Neither was injured but both were forced out of the race in what turned out to be an eight-lap caution.
ARCA EASYCARE 100: Lyndon Amick, whose car carried a tribute to Adam Petty, held off a challenge from Kerry Earnhardt on the final lap Saturday to win the ARCA/Bondo Mar-Hyde EasyCare Vehicle Service Contracts 100.
Amick took the lead on lap 47 and survived a one lap shootout after Brian Ross brought out the third caution of the race by spinning out on lap 60.
The field went green on the 67th and final lap and Amick survived a hard charge from Earnhardt to hang on for the win. Pole-sitter Tim Steele finished third and Justin Labonte, son of Winston Cup star Terry Labonte, finished fourth in his first-ever ARCA race.
Amick placed a commemorative decal on the hood of his car featuring Petty's name and the No. 45 logo against a ``Petty Blue'' background. Next to it is a checkered flag flying at half-staff. Petty was killed May 12 in a practice crash at New Hampshire International Speedway.
Amick had decided it was appropriate to use the decal during the race because Petty's first ARCA start came at the Charlotte track in September of 1998. Petty won that race and became the youngest winner in the history of the ARCA Series.
``To win here, the race Adam won, when I was racing for him is just great,'' said Amick, who also was wearing a No. 45 hat ``Our hearts are with him and I felt him here with us tonight.''
RUDD'S REQUIREMENT: Ricky Rudd had been one of only three drivers to race in all 15 of the previous all-star events, but failed to make it 16 straight Saturday when he didn't qualify for The Winston.
Only Rudd, Darrell Waltrip and Dale Earnhardt had raced in all of them. But since Rudd failed to win a Winston Cup race as an owner-driver last season for the first time since 1983, he lost his spot in The Winston for the first time since its inception in 1985.

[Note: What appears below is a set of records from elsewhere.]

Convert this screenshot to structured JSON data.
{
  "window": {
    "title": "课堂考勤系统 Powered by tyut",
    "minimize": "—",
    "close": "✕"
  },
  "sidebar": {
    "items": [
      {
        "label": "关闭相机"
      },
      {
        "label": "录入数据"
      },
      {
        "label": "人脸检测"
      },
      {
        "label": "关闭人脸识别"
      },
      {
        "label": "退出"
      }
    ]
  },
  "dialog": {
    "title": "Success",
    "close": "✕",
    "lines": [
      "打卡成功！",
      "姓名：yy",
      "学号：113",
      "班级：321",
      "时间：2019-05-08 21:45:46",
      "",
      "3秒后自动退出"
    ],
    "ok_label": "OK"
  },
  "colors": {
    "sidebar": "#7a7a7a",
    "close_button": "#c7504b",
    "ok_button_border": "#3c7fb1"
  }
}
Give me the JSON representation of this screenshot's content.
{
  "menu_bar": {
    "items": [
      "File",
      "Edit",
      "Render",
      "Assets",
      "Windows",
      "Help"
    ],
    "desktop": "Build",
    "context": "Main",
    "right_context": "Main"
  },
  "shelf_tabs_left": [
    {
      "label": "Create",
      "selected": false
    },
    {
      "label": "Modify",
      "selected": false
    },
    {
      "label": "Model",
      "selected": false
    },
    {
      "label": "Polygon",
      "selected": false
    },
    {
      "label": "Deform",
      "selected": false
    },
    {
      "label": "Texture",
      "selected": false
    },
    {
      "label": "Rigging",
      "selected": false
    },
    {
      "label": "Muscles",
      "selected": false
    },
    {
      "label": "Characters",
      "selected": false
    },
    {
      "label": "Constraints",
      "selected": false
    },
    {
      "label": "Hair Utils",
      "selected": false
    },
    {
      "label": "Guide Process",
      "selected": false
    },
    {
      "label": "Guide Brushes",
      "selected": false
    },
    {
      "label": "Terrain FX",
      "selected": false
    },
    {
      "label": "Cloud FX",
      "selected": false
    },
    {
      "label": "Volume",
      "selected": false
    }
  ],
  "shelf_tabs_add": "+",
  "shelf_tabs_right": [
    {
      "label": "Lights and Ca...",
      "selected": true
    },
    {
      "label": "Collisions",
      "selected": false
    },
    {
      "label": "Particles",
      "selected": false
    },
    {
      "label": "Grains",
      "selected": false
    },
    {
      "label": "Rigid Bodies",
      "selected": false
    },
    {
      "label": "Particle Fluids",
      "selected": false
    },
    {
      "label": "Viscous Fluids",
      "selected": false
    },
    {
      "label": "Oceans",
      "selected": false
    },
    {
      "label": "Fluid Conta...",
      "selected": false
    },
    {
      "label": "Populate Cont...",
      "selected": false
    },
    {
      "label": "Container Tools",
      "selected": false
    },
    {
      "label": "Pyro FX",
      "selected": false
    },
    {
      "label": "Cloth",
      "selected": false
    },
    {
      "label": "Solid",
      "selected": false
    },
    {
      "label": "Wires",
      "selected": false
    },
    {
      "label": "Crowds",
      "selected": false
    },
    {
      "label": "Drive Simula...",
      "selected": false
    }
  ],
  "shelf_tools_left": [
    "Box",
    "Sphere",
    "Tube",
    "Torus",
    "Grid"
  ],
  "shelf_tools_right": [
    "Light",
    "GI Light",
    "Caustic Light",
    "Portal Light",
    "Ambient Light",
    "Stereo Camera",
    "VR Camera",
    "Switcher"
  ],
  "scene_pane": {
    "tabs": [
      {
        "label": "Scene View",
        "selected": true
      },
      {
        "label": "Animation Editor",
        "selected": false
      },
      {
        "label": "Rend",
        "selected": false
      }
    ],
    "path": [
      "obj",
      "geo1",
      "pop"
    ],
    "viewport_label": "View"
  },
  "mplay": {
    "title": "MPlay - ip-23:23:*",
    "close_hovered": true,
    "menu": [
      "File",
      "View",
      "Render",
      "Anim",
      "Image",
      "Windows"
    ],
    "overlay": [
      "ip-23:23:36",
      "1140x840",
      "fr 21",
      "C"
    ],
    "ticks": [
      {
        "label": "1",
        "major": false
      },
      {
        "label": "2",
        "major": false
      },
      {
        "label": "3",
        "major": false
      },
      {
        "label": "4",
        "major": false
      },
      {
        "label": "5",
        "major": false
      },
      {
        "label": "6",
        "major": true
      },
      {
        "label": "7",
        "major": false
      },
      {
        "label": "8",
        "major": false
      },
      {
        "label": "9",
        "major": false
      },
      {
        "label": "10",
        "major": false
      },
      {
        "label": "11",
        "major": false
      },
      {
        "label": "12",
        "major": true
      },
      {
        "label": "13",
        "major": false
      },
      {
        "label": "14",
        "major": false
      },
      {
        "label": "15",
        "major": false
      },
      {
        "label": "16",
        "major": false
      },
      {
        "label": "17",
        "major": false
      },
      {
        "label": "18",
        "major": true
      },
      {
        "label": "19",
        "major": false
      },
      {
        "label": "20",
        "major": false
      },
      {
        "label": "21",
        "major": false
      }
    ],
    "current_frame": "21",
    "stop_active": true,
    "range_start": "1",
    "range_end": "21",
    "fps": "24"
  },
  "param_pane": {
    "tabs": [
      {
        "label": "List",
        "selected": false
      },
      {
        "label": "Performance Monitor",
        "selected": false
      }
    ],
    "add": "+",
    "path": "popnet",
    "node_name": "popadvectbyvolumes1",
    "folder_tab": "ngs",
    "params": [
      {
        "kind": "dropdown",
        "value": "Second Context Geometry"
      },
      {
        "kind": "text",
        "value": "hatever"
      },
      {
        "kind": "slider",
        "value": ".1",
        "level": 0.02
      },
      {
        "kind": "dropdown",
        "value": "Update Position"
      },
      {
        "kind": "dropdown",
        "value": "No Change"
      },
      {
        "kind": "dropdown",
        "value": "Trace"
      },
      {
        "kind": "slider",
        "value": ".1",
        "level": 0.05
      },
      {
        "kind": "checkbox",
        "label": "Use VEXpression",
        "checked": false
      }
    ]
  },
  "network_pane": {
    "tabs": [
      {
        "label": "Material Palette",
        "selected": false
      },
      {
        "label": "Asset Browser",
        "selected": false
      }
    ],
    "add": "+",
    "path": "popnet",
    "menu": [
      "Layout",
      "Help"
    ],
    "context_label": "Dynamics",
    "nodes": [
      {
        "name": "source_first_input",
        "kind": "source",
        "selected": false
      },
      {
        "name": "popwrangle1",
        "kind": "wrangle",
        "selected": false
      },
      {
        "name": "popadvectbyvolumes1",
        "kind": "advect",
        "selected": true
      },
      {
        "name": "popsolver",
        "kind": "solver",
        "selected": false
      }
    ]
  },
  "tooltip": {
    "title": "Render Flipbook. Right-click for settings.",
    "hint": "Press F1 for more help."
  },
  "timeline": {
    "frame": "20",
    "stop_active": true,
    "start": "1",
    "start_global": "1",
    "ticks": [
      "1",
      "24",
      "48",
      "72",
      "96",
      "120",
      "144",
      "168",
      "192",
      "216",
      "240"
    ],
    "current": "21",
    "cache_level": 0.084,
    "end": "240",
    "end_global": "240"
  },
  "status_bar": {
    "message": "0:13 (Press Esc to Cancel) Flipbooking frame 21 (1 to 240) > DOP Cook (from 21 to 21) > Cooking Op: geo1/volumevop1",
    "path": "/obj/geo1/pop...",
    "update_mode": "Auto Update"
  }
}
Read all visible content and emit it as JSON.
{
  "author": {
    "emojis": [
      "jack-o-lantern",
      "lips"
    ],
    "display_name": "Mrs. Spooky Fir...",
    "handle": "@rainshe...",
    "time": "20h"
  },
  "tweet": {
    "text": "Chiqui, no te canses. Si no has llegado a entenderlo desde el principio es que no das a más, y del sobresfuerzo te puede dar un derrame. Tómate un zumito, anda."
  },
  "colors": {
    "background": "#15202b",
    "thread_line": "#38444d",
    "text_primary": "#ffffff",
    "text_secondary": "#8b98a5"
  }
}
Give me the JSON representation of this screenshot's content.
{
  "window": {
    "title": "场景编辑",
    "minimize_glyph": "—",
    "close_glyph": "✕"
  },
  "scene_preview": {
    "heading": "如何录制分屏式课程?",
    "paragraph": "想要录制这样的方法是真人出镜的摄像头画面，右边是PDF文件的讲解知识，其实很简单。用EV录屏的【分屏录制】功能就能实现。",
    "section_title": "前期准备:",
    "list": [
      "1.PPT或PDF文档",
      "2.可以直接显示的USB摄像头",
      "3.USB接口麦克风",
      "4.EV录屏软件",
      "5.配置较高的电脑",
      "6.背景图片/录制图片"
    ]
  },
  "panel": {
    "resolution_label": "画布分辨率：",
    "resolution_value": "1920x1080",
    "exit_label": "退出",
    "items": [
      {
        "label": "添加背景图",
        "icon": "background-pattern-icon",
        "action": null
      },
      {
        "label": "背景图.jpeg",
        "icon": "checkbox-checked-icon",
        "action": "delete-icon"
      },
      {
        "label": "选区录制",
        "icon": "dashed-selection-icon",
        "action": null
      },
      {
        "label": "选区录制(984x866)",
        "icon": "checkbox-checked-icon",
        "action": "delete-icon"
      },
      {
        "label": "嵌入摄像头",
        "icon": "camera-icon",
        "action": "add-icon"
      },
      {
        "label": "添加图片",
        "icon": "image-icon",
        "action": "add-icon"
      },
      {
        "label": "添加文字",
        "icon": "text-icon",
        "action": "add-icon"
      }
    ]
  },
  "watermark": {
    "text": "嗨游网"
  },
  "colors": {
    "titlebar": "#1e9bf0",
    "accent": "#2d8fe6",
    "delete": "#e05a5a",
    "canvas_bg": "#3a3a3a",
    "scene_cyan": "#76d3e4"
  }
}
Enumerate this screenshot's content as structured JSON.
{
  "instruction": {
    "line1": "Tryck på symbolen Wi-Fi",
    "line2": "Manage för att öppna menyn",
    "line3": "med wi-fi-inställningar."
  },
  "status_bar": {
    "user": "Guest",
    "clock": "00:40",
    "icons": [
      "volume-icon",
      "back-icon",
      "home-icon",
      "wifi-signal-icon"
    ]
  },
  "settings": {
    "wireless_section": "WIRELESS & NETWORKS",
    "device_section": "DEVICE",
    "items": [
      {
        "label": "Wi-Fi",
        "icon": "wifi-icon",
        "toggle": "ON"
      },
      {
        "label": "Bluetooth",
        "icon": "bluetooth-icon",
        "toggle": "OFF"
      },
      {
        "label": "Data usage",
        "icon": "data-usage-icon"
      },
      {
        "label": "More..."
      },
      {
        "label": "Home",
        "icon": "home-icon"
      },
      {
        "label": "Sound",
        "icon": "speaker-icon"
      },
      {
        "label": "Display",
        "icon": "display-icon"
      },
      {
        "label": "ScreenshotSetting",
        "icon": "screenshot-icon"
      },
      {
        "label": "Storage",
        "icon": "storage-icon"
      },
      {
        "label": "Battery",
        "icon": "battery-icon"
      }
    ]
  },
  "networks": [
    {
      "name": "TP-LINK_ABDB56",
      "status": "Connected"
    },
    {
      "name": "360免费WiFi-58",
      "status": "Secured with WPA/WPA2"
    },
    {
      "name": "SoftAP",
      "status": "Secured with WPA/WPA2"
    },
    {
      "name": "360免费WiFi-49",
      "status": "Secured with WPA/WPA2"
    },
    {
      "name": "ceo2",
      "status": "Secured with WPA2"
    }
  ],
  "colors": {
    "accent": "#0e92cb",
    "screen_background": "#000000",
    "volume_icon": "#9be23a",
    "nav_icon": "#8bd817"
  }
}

Rudd failed to make the field when he finished fourth in the Winston Open and eighth in the No Bull Sprint.
ADAM PETTY'S CAR: Petty Enterprises' Grand National team, which fielded the No. 45 car Adam Petty drove, will not compete in next week's Carquest 300 at Lowe's Motor Speedway.
NASCAR officials have confirmed that the Petty car is not entered in next week's race.
Petty Enterprises has not made any decisions about when Adam's father, Kyle, will return to Winston Cup racing and whether or not anybody will drive the Grand National car again this season. The elder Petty is not driving either this week of next.
He will be replaced in the Coca-Cola 600 by Steve Grissom, who drives for Petty Enterprises on the NASCAR truck circuit.